[Thanks to Louise Jones of Temple Garden Chambers for providing this case summary]
The Court of Appeal has handed down judgment in Connor v Surrey County Council, an unusual 'stress at work' claim where the Court considered the edge between the Council's private law duties and its public law functions.
The Court of Appeal upheld the finding that the Council had been negligent towards a former headteacher in failing to establish an interim executive board of school governors (pursuant to the School Standards and Frameworks Act 1998 ss 14 and 16A). The Council had contended that this failure lay wholly in the field of their public law functions, and as such was not justiciable as particulars of negligence in a private law action for damages.
The Court held that the law will, in an appropriate case, require the duty-ower to fulfil his pre-existing private law duty by the exercise of a public law discretion, but only if that may be done consistently with the duty-ower's full performance of his public law obligations.

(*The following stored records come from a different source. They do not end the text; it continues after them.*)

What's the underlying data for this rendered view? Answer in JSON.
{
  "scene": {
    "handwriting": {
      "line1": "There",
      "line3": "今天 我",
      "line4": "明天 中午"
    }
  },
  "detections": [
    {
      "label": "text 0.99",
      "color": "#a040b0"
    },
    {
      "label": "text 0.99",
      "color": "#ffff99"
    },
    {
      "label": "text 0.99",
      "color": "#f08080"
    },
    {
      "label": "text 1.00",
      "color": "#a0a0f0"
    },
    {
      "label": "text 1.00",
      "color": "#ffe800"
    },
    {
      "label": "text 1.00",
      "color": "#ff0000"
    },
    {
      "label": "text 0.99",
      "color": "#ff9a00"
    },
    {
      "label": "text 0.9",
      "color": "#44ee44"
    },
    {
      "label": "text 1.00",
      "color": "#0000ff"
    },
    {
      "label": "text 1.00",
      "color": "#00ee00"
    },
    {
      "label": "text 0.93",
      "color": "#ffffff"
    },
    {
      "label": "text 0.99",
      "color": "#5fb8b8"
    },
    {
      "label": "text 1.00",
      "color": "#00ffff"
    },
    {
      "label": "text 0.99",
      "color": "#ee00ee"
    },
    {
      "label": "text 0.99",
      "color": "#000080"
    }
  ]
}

The Council's appeal failed, but the Court sounded a note of caution; the facts of this particular case had made it more than the tip of the iceberg, and nothing in this case remotely resembles a precedent for others in the future to build private law claims out of what may be sensitive and difficult decisions of public authorities.